> TASK REQUIREMENTS
An exact reproduction of all the entries is what the answer must contain.
┏━━
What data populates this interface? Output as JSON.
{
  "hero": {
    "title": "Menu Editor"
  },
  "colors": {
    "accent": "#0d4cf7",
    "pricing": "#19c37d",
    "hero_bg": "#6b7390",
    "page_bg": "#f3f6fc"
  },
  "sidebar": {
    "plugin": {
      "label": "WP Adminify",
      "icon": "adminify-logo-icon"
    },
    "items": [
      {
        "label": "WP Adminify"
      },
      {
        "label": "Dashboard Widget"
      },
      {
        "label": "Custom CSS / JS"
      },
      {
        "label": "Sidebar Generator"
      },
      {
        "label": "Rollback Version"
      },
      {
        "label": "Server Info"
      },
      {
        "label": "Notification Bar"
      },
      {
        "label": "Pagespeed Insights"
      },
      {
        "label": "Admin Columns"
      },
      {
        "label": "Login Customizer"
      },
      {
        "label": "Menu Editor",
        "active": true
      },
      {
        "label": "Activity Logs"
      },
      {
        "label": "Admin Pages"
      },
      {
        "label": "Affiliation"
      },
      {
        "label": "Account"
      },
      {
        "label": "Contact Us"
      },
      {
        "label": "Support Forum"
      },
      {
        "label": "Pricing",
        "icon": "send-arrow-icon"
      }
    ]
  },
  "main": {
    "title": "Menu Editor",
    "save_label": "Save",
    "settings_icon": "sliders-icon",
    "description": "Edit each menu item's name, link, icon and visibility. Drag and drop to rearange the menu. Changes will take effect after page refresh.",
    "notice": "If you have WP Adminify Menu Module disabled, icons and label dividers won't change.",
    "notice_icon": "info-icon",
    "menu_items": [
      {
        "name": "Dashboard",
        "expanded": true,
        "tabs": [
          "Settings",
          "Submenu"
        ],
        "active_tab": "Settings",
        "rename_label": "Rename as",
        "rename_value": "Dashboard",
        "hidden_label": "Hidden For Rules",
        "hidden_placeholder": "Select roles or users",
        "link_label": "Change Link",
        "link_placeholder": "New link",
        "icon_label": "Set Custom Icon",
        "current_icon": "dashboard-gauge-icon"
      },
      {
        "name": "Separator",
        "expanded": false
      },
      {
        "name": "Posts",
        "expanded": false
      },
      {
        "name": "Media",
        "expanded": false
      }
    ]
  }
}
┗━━
> SOLUTION TO THIS PROBLEM
What data populates this interface? Output as JSON.
{
  "hero": {
    "title": "Menu Editor"
  },
  "colors": {
    "accent": "#0d4cf7",
    "pricing": "#19c37d",
    "hero_bg": "#6b7390",
    "page_bg": "#f3f6fc"
  },
  "sidebar": {
    "plugin": {
      "label": "WP Adminify",
      "icon": "adminify-logo-icon"
    },
    "items": [
      {
        "label": "WP Adminify"
      },
      {
        "label": "Dashboard Widget"
      },
      {
        "label": "Custom CSS / JS"
      },
      {
        "label": "Sidebar Generator"
      },
      {
        "label": "Rollback Version"
      },
      {
        "label": "Server Info"
      },
      {
        "label": "Notification Bar"
      },
      {
        "label": "Pagespeed Insights"
      },
      {
        "label": "Admin Columns"
      },
      {
        "label": "Login Customizer"
      },
      {
        "label": "Menu Editor",
        "active": true
      },
      {
        "label": "Activity Logs"
      },
      {
        "label": "Admin Pages"
      },
      {
        "label": "Affiliation"
      },
      {
        "label": "Account"
      },
      {
        "label": "Contact Us"
      },
      {
        "label": "Support Forum"
      },
      {
        "label": "Pricing",
        "icon": "send-arrow-icon"
      }
    ]
  },
  "main": {
    "title": "Menu Editor",
    "save_label": "Save",
    "settings_icon": "sliders-icon",
    "description": "Edit each menu item's name, link, icon and visibility. Drag and drop to rearange the menu. Changes will take effect after page refresh.",
    "notice": "If you have WP Adminify Menu Module disabled, icons and label dividers won't change.",
    "notice_icon": "info-icon",
    "menu_items": [
      {
        "name": "Dashboard",
        "expanded": true,
        "tabs": [
          "Settings",
          "Submenu"
        ],
        "active_tab": "Settings",
        "rename_label": "Rename as",
        "rename_value": "Dashboard",
        "hidden_label": "Hidden For Rules",
        "hidden_placeholder": "Select roles or users",
        "link_label": "Change Link",
        "link_placeholder": "New link",
        "icon_label": "Set Custom Icon",
        "current_icon": "dashboard-gauge-icon"
      },
      {
        "name": "Separator",
        "expanded": false
      },
      {
        "name": "Posts",
        "expanded": false
      },
      {
        "name": "Media",
        "expanded": false
      }
    ]
  }
}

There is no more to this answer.